The physical plant of the site was divided into the main site, a cantonment area, a housing area, and a radio site. The main site housed the operations buildings, the radar towers, and the backup generators. The cantonment area housed the five enlisted barracks, the bachelor officer's quarters, the orderly room, the dining hall, the motor pool, and other support buildings. Apart from the main site was a small 37 unit housing area for married personnel. The first 9 housing units were built about 1957 and the additional 28 units were added in 1964.
A separate radio site housed the radio equipment for directing aircraft intercepts. Like most early radar stations, Charleston originally had a radio transmitter site and a separate radio receiver site used by local controllers for voice direction of fighter interceptors to their targets. With the SAGE System, the SAGE Direction centers had the primary task of directing intercepts and the local radio sites were reconfigured, usually into a single site that was known as the Ground to Air Transmitter Receiver (GATR) site. The GATR site communicated with the interceptors from either the local site or the SAGE direction center via voice commands and/or a digital data link.
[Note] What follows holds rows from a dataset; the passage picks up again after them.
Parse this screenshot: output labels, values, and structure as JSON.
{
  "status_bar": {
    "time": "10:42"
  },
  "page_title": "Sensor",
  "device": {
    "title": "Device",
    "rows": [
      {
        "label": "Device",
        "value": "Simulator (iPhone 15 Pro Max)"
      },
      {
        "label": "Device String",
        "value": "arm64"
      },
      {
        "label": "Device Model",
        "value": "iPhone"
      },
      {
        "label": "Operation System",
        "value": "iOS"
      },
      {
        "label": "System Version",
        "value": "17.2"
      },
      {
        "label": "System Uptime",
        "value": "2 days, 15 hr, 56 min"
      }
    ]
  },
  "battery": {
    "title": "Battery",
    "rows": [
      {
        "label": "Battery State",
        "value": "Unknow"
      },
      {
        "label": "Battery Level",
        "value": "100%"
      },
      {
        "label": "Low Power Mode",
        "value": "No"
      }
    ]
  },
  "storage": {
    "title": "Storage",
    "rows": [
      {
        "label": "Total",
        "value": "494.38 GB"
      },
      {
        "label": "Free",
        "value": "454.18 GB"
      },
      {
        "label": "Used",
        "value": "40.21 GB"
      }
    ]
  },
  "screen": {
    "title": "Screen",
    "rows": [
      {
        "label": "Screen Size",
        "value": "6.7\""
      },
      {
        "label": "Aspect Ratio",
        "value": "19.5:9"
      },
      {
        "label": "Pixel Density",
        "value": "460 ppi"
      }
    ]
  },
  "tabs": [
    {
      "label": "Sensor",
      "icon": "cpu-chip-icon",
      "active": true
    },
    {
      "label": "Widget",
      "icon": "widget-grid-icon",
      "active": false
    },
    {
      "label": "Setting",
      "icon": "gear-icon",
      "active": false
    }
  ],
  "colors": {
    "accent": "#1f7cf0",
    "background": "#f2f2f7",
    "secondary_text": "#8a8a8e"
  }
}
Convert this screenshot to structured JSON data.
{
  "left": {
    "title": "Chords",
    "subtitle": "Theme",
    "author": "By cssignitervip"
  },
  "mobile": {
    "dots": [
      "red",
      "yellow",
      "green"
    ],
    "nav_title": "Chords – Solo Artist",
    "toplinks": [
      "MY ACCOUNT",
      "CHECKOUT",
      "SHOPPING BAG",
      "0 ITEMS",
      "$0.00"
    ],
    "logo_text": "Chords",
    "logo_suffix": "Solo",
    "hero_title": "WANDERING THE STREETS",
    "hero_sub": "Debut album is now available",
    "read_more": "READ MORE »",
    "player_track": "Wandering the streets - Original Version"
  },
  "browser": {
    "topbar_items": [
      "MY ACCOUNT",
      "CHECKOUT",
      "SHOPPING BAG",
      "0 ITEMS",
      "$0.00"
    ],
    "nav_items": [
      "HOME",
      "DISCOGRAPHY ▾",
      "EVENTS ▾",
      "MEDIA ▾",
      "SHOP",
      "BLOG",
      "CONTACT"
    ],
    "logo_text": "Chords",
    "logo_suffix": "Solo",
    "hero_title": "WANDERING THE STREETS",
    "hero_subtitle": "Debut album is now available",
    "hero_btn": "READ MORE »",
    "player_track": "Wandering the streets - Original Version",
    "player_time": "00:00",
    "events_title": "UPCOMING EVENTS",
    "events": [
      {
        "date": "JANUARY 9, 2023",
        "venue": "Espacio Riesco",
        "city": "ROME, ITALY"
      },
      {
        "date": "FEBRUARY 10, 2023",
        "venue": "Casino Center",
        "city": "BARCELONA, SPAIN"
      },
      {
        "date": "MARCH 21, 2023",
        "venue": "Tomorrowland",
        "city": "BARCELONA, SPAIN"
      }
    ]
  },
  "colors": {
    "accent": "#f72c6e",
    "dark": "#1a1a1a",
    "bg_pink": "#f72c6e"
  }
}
Now Mountain View Youth Development Center near Charleston, Penobscot County, Maine. The housing area has been completely removed. Most of the cantonment buildings remain, repurposed for the detention facility. Most of the main operations site buildings and towers remain, in a deteriorated condition and unoccupied. The site was visited on 26 May 2018 but a request for access to the upper site was denied. Not much can be seen from public roads.
Visited: 26 May 2018